For more than a decade, from 2001 until about 2013, Microsoft’s stock bounced around the same price, as investors realized the software giant’s big growth days were over. There are a growing number of signs that Google has entered what could be a similarly lengthy flatline period. What this reflects is that, declining search forecasts included, no one really knows how dominant Google will remain and it may be time for investors to have some faith.
Investors are worried that Google’s already-slowing revenue growth rate could decelerate even further as people spend more time on mobile devices, where Google’s search business is weaker than on desktop.
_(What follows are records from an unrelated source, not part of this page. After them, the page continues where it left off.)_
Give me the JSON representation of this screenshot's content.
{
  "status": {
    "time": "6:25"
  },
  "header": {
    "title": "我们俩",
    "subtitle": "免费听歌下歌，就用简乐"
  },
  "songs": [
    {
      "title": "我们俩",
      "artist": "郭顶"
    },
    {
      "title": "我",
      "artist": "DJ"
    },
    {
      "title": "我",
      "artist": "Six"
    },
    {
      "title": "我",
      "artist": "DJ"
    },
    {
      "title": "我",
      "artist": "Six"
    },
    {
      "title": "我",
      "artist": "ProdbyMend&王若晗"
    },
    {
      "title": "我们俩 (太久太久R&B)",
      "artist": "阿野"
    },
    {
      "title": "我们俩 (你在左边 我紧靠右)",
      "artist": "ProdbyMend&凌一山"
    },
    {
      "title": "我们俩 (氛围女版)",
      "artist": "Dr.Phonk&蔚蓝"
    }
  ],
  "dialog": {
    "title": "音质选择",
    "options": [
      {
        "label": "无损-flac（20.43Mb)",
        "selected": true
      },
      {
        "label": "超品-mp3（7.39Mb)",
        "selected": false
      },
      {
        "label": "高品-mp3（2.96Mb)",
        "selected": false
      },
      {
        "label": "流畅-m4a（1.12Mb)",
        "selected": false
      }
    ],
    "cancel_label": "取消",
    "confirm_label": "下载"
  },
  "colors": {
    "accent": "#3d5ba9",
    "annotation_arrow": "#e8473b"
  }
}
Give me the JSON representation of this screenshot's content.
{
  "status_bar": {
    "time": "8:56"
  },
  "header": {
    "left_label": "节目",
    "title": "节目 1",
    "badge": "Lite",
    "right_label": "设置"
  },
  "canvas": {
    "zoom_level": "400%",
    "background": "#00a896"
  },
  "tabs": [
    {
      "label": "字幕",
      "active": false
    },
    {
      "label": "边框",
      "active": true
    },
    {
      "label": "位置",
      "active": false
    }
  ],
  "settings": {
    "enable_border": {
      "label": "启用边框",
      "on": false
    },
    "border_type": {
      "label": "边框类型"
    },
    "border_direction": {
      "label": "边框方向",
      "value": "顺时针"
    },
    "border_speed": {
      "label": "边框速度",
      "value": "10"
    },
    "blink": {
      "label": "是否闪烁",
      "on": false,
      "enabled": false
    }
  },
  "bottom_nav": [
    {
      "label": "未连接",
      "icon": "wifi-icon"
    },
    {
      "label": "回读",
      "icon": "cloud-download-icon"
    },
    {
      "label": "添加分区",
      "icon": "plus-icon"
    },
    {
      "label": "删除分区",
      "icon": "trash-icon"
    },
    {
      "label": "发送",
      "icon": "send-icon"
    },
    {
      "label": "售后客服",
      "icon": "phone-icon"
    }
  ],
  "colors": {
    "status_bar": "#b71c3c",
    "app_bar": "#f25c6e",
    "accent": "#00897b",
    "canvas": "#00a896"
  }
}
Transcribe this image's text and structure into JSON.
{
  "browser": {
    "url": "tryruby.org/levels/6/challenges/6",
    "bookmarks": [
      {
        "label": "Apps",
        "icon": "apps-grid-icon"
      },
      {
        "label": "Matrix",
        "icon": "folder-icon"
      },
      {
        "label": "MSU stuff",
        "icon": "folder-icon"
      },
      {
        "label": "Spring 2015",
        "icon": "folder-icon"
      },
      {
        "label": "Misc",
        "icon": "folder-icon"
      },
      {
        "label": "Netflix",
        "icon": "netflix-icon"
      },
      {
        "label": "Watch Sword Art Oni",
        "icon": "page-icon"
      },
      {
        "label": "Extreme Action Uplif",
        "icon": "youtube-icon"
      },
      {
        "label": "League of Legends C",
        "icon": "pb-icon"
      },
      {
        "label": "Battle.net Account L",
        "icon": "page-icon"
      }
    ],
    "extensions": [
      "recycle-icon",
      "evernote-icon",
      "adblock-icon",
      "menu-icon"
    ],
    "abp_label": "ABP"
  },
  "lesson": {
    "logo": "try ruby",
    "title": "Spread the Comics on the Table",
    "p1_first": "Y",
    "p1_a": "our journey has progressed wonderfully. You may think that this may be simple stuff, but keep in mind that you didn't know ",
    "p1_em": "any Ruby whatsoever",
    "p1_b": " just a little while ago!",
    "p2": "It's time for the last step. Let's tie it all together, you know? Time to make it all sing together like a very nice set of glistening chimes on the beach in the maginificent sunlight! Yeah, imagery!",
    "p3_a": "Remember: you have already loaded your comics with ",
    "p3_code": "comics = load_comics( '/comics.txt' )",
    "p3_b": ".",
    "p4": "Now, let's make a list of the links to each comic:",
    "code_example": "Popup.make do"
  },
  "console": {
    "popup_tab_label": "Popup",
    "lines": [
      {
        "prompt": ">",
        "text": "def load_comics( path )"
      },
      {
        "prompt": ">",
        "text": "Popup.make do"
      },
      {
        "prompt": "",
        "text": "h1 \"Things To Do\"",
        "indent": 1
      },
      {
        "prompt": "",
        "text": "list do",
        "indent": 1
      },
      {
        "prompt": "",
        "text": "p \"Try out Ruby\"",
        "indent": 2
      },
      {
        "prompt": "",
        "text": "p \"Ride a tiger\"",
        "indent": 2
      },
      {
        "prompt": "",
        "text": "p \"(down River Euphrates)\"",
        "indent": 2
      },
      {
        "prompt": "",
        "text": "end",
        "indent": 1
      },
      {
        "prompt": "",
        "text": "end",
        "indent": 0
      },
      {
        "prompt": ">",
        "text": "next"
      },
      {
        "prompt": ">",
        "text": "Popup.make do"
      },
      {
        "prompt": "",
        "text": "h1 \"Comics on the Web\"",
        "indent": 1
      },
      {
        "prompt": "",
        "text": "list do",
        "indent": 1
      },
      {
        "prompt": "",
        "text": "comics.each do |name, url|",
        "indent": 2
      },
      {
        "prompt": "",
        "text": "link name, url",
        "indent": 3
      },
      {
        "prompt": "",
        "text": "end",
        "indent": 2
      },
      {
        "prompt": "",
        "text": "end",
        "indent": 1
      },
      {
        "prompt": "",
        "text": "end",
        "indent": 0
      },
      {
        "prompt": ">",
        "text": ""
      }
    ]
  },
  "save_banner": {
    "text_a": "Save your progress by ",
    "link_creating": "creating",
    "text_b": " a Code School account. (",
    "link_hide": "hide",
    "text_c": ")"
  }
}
Google stock has dipped around 1 percent in the past year even as the Nasdaq has roared ahead by more than 20 percent.